■ TASK BRIEF: Wherever the word "Network" appears in a line of the records, copy that line.

■ Dataset rows for apps and sites:
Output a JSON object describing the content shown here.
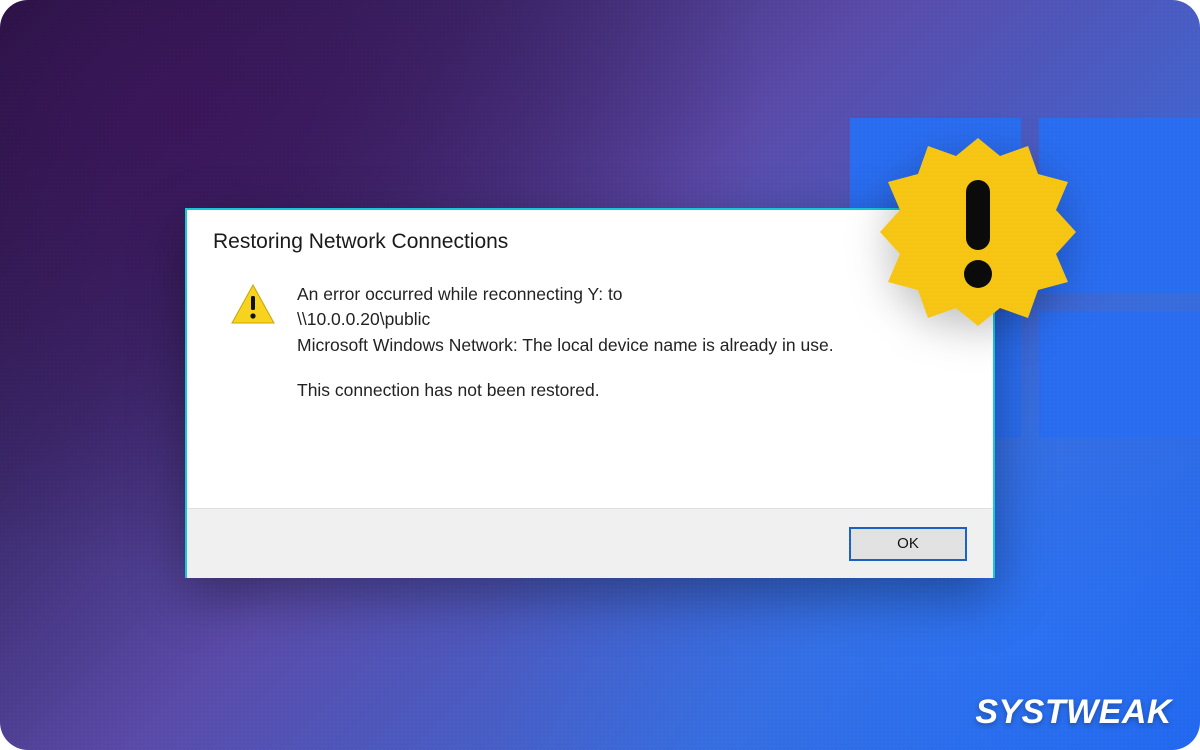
{
  "dialog": {
    "title": "Restoring Network Connections",
    "message_line1": "An error occurred while reconnecting Y: to",
    "message_line2": "\\\\10.0.0.20\\public",
    "message_line3": "Microsoft Windows Network: The local device name is already in use.",
    "message_line4": "This connection has not been restored.",
    "ok_label": "OK"
  },
  "badge": {
    "glyph": "!"
  },
  "watermark": "SYSTWEAK"
}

■ EXERCISE OUTPUT:
    "title": "Restoring Network Connections",
    "message_line3": "Microsoft Windows Network: The local device name is already in use.",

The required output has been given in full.